(Dataset rows for apps and sites)
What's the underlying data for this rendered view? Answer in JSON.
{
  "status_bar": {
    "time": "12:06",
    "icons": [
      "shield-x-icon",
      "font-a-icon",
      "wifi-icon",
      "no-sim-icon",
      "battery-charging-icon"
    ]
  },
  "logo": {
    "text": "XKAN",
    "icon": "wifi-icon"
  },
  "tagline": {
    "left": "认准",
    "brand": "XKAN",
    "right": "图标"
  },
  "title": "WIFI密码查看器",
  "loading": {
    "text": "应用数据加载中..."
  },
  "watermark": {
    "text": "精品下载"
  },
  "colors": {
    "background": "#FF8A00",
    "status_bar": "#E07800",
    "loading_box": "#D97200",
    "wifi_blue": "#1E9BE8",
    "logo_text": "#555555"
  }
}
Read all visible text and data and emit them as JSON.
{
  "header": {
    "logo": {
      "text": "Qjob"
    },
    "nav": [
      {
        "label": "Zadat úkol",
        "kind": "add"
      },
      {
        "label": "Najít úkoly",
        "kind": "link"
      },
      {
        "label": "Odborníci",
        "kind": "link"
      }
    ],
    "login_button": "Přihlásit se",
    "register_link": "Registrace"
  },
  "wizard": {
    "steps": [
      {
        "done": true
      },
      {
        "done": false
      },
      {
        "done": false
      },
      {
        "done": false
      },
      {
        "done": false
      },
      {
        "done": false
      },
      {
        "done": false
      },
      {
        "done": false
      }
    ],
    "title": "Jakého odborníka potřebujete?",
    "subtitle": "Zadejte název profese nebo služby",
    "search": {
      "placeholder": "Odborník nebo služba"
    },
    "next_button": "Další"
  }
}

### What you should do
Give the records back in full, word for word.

### Response
What's the underlying data for this rendered view? Answer in JSON.
{
  "status_bar": {
    "time": "12:06",
    "icons": [
      "shield-x-icon",
      "font-a-icon",
      "wifi-icon",
      "no-sim-icon",
      "battery-charging-icon"
    ]
  },
  "logo": {
    "text": "XKAN",
    "icon": "wifi-icon"
  },
  "tagline": {
    "left": "认准",
    "brand": "XKAN",
    "right": "图标"
  },
  "title": "WIFI密码查看器",
  "loading": {
    "text": "应用数据加载中..."
  },
  "watermark": {
    "text": "精品下载"
  },
  "colors": {
    "background": "#FF8A00",
    "status_bar": "#E07800",
    "loading_box": "#D97200",
    "wifi_blue": "#1E9BE8",
    "logo_text": "#555555"
  }
}
Read all visible text and data and emit them as JSON.
{
  "header": {
    "logo": {
      "text": "Qjob"
    },
    "nav": [
      {
        "label": "Zadat úkol",
        "kind": "add"
      },
      {
        "label": "Najít úkoly",
        "kind": "link"
      },
      {
        "label": "Odborníci",
        "kind": "link"
      }
    ],
    "login_button": "Přihlásit se",
    "register_link": "Registrace"
  },
  "wizard": {
    "steps": [
      {
        "done": true
      },
      {
        "done": false
      },
      {
        "done": false
      },
      {
        "done": false
      },
      {
        "done": false
      },
      {
        "done": false
      },
      {
        "done": false
      },
      {
        "done": false
      }
    ],
    "title": "Jakého odborníka potřebujete?",
    "subtitle": "Zadejte název profese nebo služby",
    "search": {
      "placeholder": "Odborník nebo služba"
    },
    "next_button": "Další"
  }
}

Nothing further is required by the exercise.